If you ignore the period of the resources boom, the Aussie dollar is now trading around the level that it was in September 1997. From there, before the resources boom struck, the Aussie dollar continued to fall — until it hit that rock bottom level just under 48 cents in 2001.
Furthermore, is there anything to stop the Aussie dollar falling further?
It’s hard to think what could. Despite the Reserve Bank of Australia’s (RBA) decision to do nothing with interest rates this week, the market has still priced in a greater than 50% chance of the RBA cutting rates by October.
If it does so, the Cash Rate will be at 1.5%, the lowest rate on record — ever.
In such a circumstance, what will attract investors to the Aussie market, and into Aussie bonds? Especially as, in such a circumstance, Australian government bond yields will be even lower than they are today.
Today, an investor in Aussie government bonds can get no better than a 1.62% yield on a two-year bond.
If the RBA Cash Rate falls to 1.5%, what would that mean for yields? 1.4%, 1.3%. How long until zero?
As always, we shall keep watching with a good deal of interest.
‘Tiny stocks’ keep marching higher
It’s a bad day for ‘tiny stocks’. Only seven on the ASX have gained 50% or more today…in a single day:
Click to enlarge
I’m only kidding. It’s not a bad day at all. It’s just another example of the phenomenon of ‘tiny stocks’. As I write, the Aussie blue-chip index is down around 1%. Yet, a bunch of tiny stocks are up 20% or more.
It’s odd how these things can play out. It goes against everything most people think they know about stocks.
They’re told that blue-chip stocks are safe, and that ‘tiny stocks’ are super high risk. The bit about ‘tiny stocks’ is true — they are super high risk.
The thing is, the bit about blue-chip stocks isn’t necessarily true. They aren’t always safe. In fact, we argue that in perceived safety there is more risk than most investors realise.
We’ll explain that thought in more detail next week.
A short note to let you know that the Port Phillip Publishing office will be closed on Monday, in observance of the Queen’s Birthday public holiday.
Normal service will resume on Tuesday…providing we can all drag ourselves back into the office after celebrating the ceremonial birthday of Elizabeth II Regina.
In the mailbag
Readers Therese and Peter dropped us a line:
‘Both my husband and I have read your article and are disgusted with your poor attitude towards the farmers.
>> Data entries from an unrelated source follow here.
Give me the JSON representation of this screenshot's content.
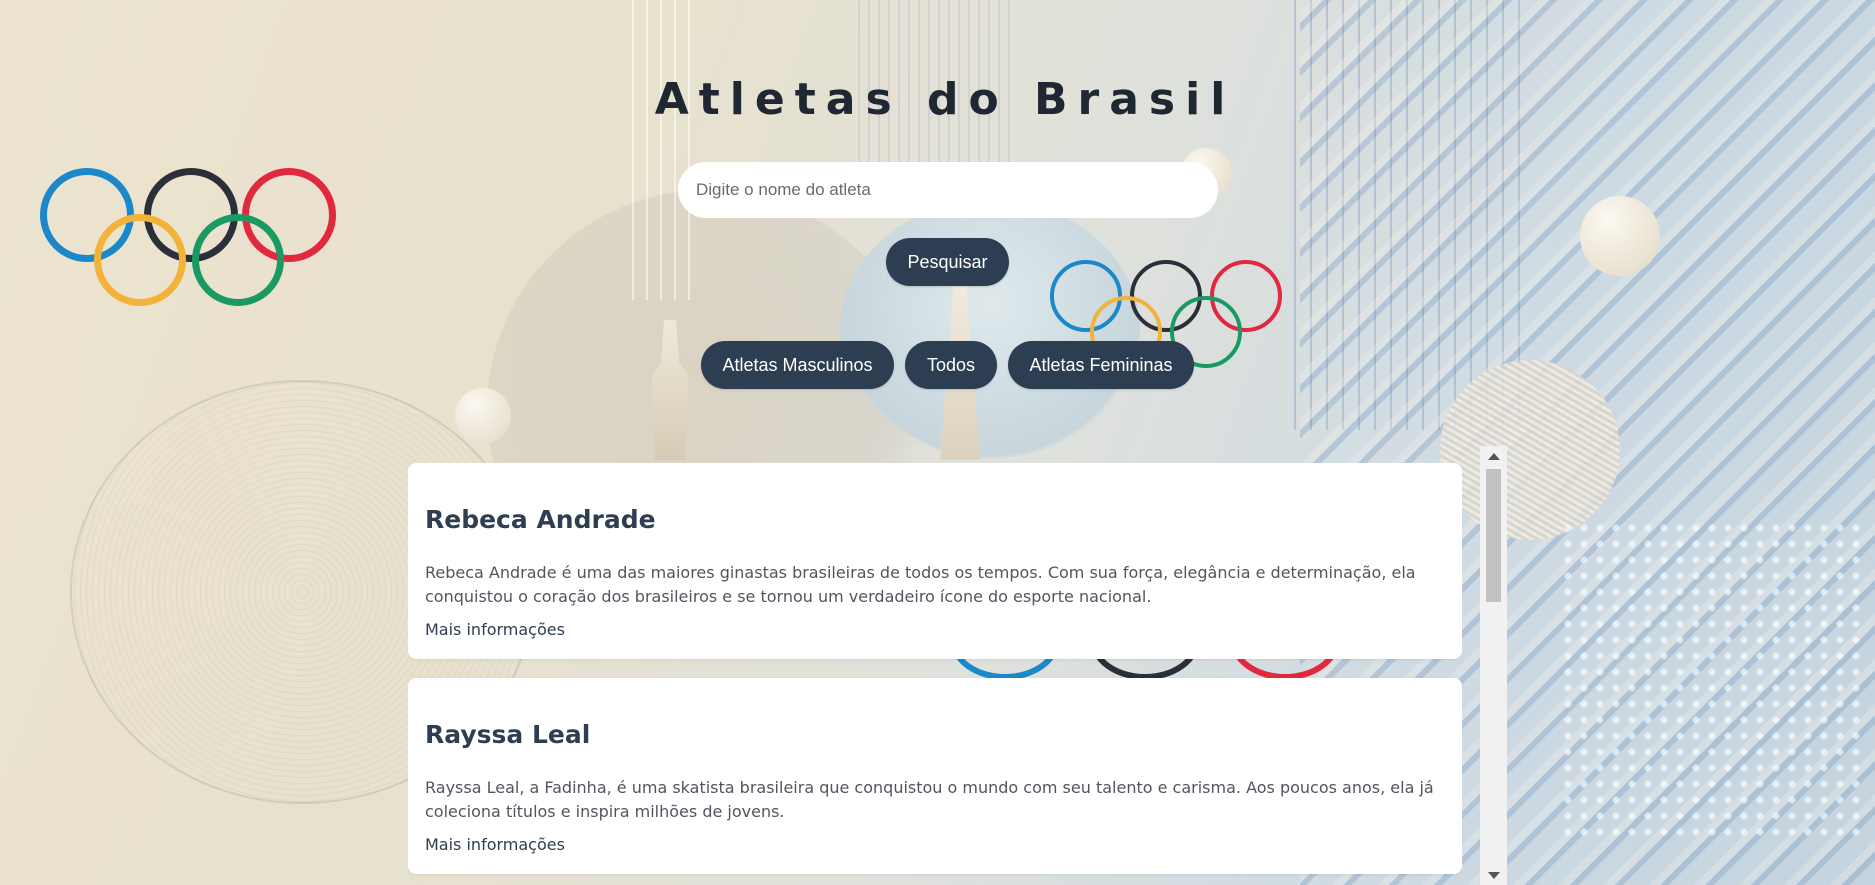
{
  "header": {
    "title": "Atletas do Brasil"
  },
  "search": {
    "placeholder": "Digite o nome do atleta",
    "value": "",
    "button_label": "Pesquisar"
  },
  "filters": [
    {
      "label": "Atletas Masculinos"
    },
    {
      "label": "Todos"
    },
    {
      "label": "Atletas Femininas"
    }
  ],
  "athletes": [
    {
      "name": "Rebeca Andrade",
      "description": "Rebeca Andrade é uma das maiores ginastas brasileiras de todos os tempos. Com sua força, elegância e determinação, ela conquistou o coração dos brasileiros e se tornou um verdadeiro ícone do esporte nacional.",
      "link_label": "Mais informações"
    },
    {
      "name": "Rayssa Leal",
      "description": "Rayssa Leal, a Fadinha, é uma skatista brasileira que conquistou o mundo com seu talento e carisma. Aos poucos anos, ela já coleciona títulos e inspira milhões de jovens.",
      "link_label": "Mais informações"
    }
  ],
  "colors": {
    "button_bg": "#2e3e52",
    "title_text": "#1f2733",
    "card_title": "#2e3e52",
    "olympic_blue": "#1a88c9",
    "olympic_black": "#2b2f3a",
    "olympic_red": "#e2283f",
    "olympic_yellow": "#f3b23a",
    "olympic_green": "#1a9a62"
  }
}
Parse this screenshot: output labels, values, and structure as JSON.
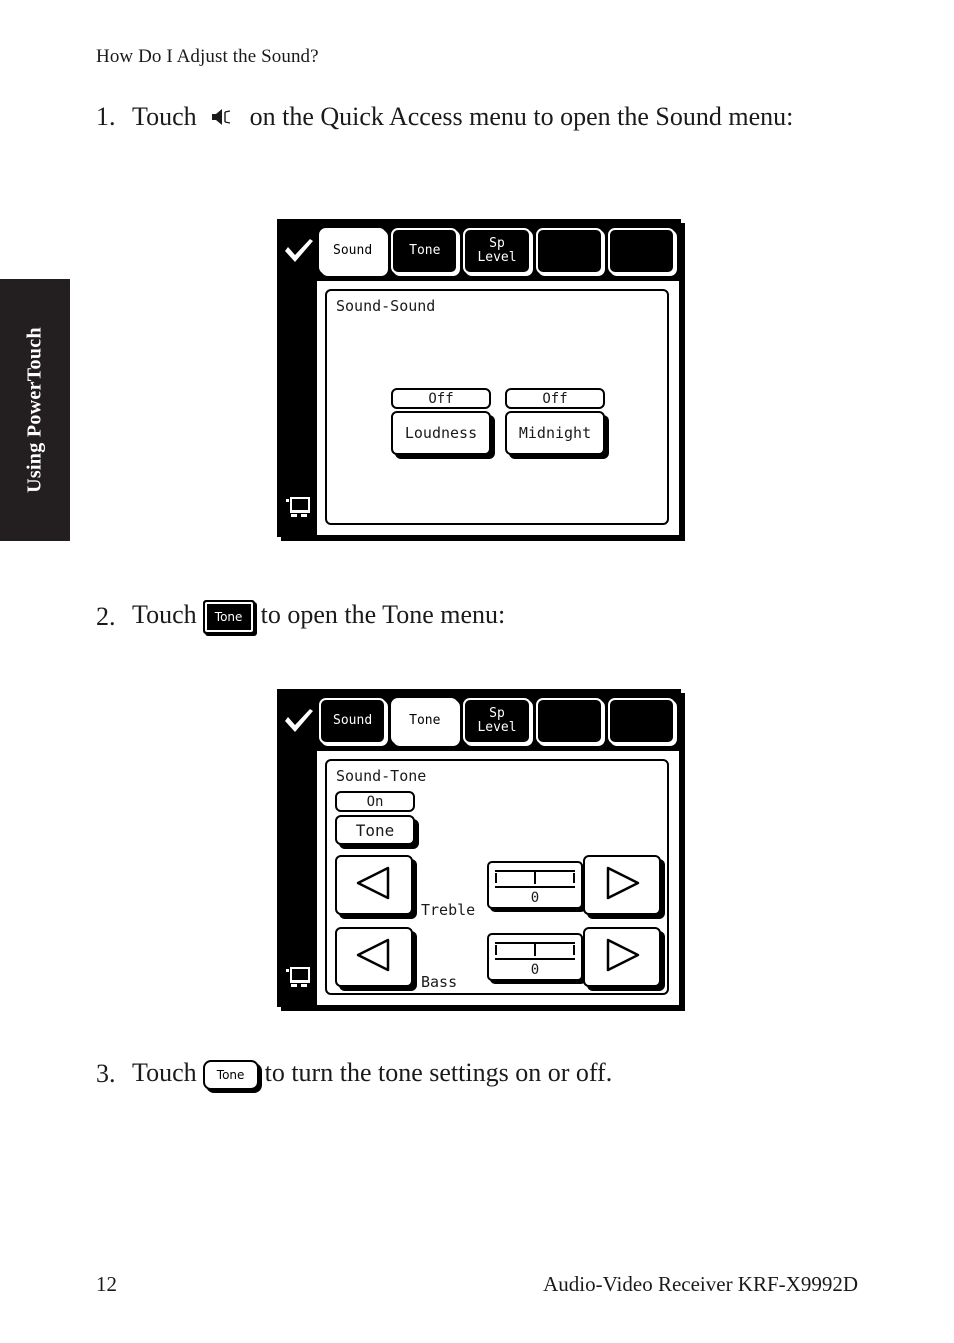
{
  "side_tab": {
    "label": "Using PowerTouch"
  },
  "page_heading": "How Do I Adjust the Sound?",
  "steps": [
    {
      "number": "1.",
      "text_before": "Touch",
      "icon": "speaker-icon",
      "text_after": "on the Quick Access menu to open the Sound menu:"
    },
    {
      "number": "2.",
      "text_before": "Touch",
      "button_label": "Tone",
      "text_after": "to open the Tone menu:"
    },
    {
      "number": "3.",
      "text_before": "Touch",
      "button_label": "Tone",
      "text_after": "to turn the tone settings on or off."
    }
  ],
  "screen_sound": {
    "check_icon": "checkmark-icon",
    "monitor_icon": "monitor-icon",
    "tabs": [
      {
        "label": "Sound",
        "selected": true
      },
      {
        "label": "Tone",
        "selected": false
      },
      {
        "label": "Sp\nLevel",
        "line1": "Sp",
        "line2": "Level",
        "selected": false
      },
      {
        "label": "",
        "selected": false
      },
      {
        "label": "",
        "selected": false
      }
    ],
    "panel_title": "Sound-Sound",
    "controls": [
      {
        "value": "Off",
        "label": "Loudness"
      },
      {
        "value": "Off",
        "label": "Midnight"
      }
    ]
  },
  "screen_tone": {
    "check_icon": "checkmark-icon",
    "monitor_icon": "monitor-icon",
    "tabs": [
      {
        "label": "Sound",
        "selected": false
      },
      {
        "label": "Tone",
        "selected": true
      },
      {
        "label": "Sp\nLevel",
        "line1": "Sp",
        "line2": "Level",
        "selected": false
      },
      {
        "label": "",
        "selected": false
      },
      {
        "label": "",
        "selected": false
      }
    ],
    "panel_title": "Sound-Tone",
    "tone_value": "On",
    "tone_button": "Tone",
    "adjust_rows": [
      {
        "label": "Treble",
        "value": "0",
        "left_icon": "arrow-left-icon",
        "right_icon": "arrow-right-icon"
      },
      {
        "label": "Bass",
        "value": "0",
        "left_icon": "arrow-left-icon",
        "right_icon": "arrow-right-icon"
      }
    ]
  },
  "footer": {
    "page_number": "12",
    "product": "Audio-Video Receiver KRF-X9992D"
  }
}
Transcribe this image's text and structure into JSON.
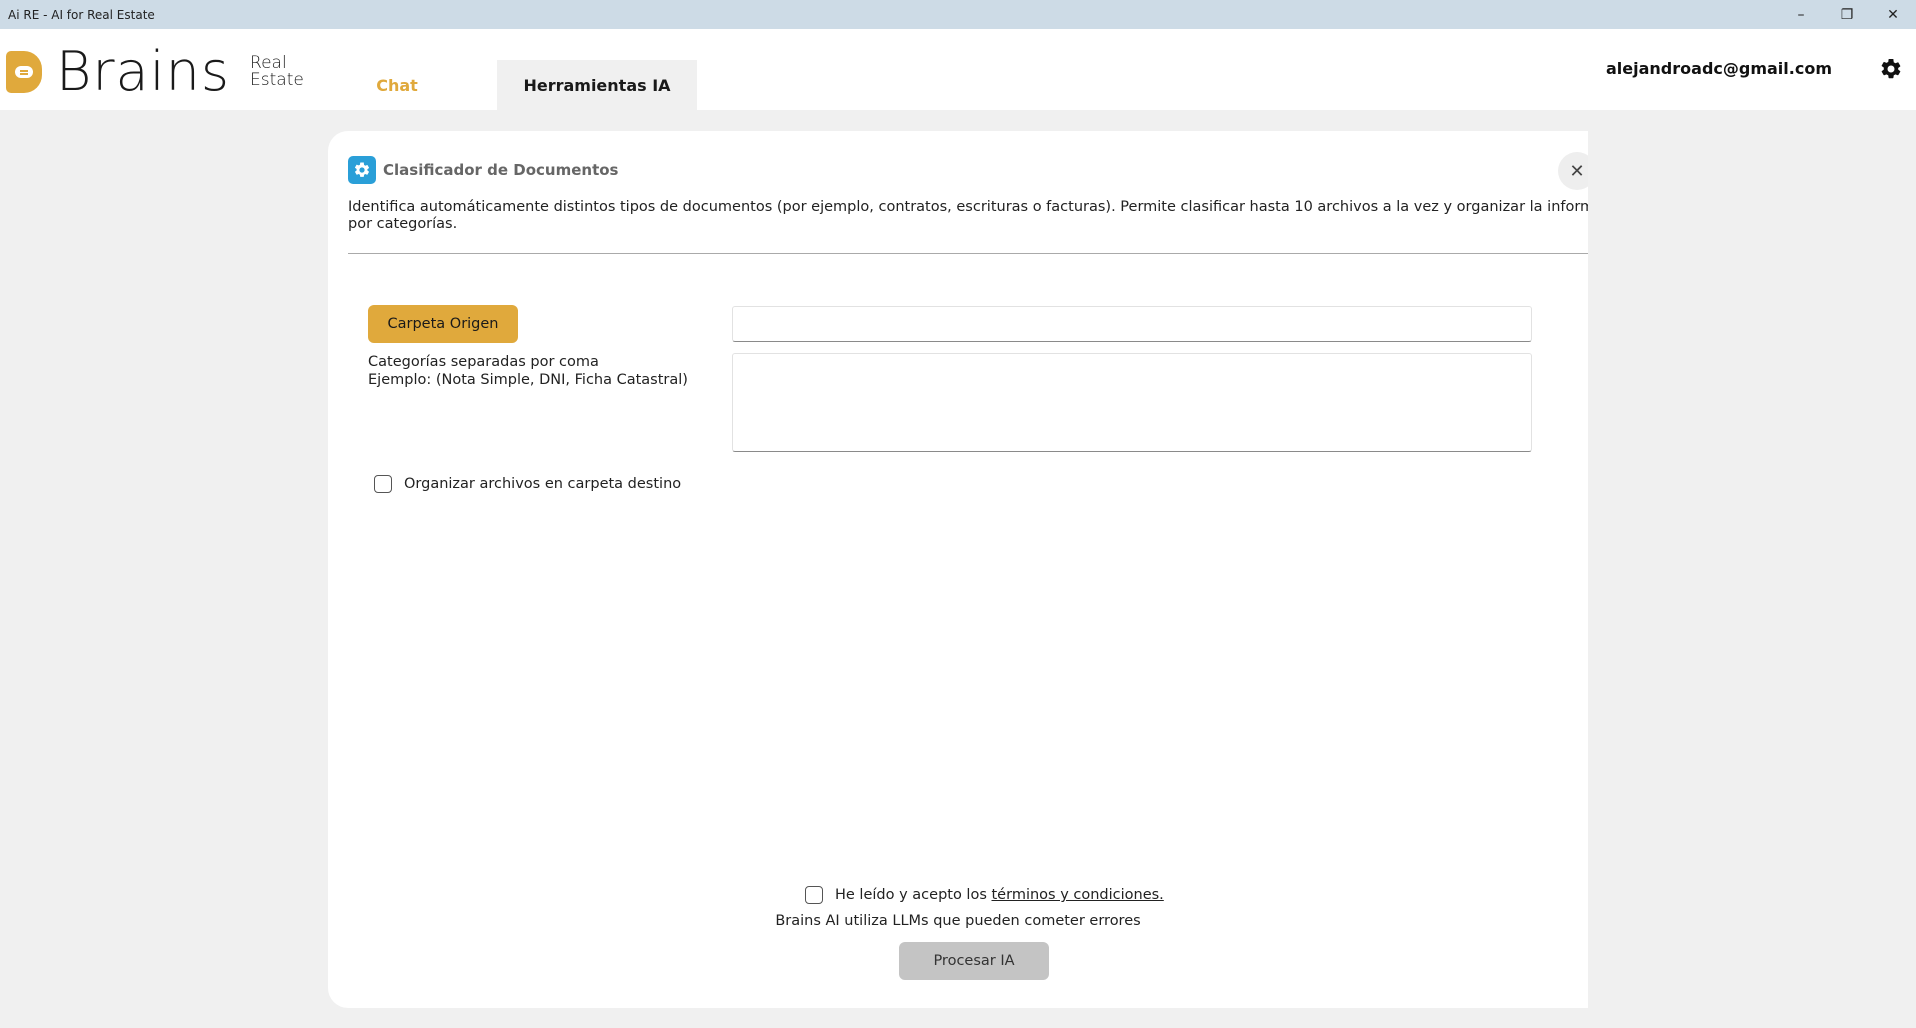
{
  "window": {
    "title": "Ai RE - AI for Real Estate",
    "minimize": "–",
    "restore": "❐",
    "close": "✕"
  },
  "header": {
    "logo_text": "Brains",
    "logo_sub_line1": "Real",
    "logo_sub_line2": "Estate",
    "tabs": [
      {
        "label": "Chat",
        "active": false
      },
      {
        "label": "Herramientas IA",
        "active": true
      }
    ],
    "user_email": "alejandroadc@gmail.com",
    "settings_icon": "gear-icon"
  },
  "tool": {
    "icon": "gear-icon",
    "title": "Clasificador de Documentos",
    "close_label": "✕",
    "description": "Identifica automáticamente distintos tipos de documentos (por ejemplo, contratos, escrituras o facturas). Permite clasificar hasta 10 archivos a la vez y organizar la información por categorías.",
    "origin_button": "Carpeta Origen",
    "origin_value": "",
    "categories_label_line1": "Categorías separadas por coma",
    "categories_label_line2": "Ejemplo: (Nota Simple, DNI, Ficha Catastral)",
    "categories_value": "",
    "organize_label": "Organizar archivos en carpeta destino",
    "organize_checked": false,
    "terms_prefix": "He leído y acepto los ",
    "terms_link": "términos y condiciones.",
    "terms_checked": false,
    "disclaimer": "Brains AI utiliza LLMs que pueden cometer errores",
    "process_button": "Procesar IA"
  },
  "colors": {
    "accent": "#e0a93c",
    "tool_icon_bg": "#2a9fd8",
    "disabled_button": "#c4c4c4",
    "titlebar": "#cddbe6"
  }
}
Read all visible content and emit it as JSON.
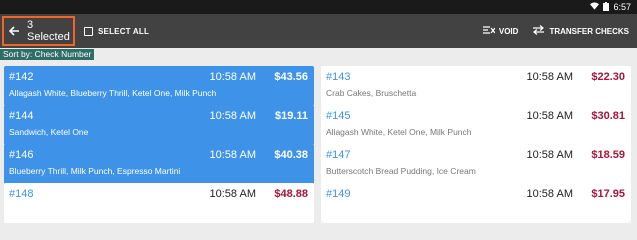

We always thought highly of you and what you are writing. This article however beggars belief. We have migrated here from Switzerland and know how important farming is to a country. It looks as if we care and love this country more than many locals do. We also have friends that are farmers. They are doing a fantastic job providing food for the nation with little profit and appreciation and against immense odds like our weather etc. Do you know how high the suicide rate is amongst farmers? Is this not a tell-tale sign that something is terribly wrong in this sector? Also, if the farmers get of their land who will provide for us (the chemical industry???) and furthermore a farmer lives, eats and breaths his land, what else are they going to do. I always make sure to buy brand milk and not the no frills cheap rubbish from the big 2. We could not agree more than what Mike W. writes. Anyway, you seem like many people wanting produce dirt cheap from China and that could give a damn what happens to our farmers. Shame on you!’
The letters supporting the dairy industry keep coming. But none of them understand the key points.
Problems faced by the dairy industry have three sources of blame: the dairy farmers who over-borrowed and overinvested in capacity, the co-ops that overinvested in capacity, and governments that insist on interfering in the market.
We’re sympathetic towards anyone driven to suicide, but that doesn’t mean the consumer should pay levies or other taxes in order to bail out a mismanaged industry.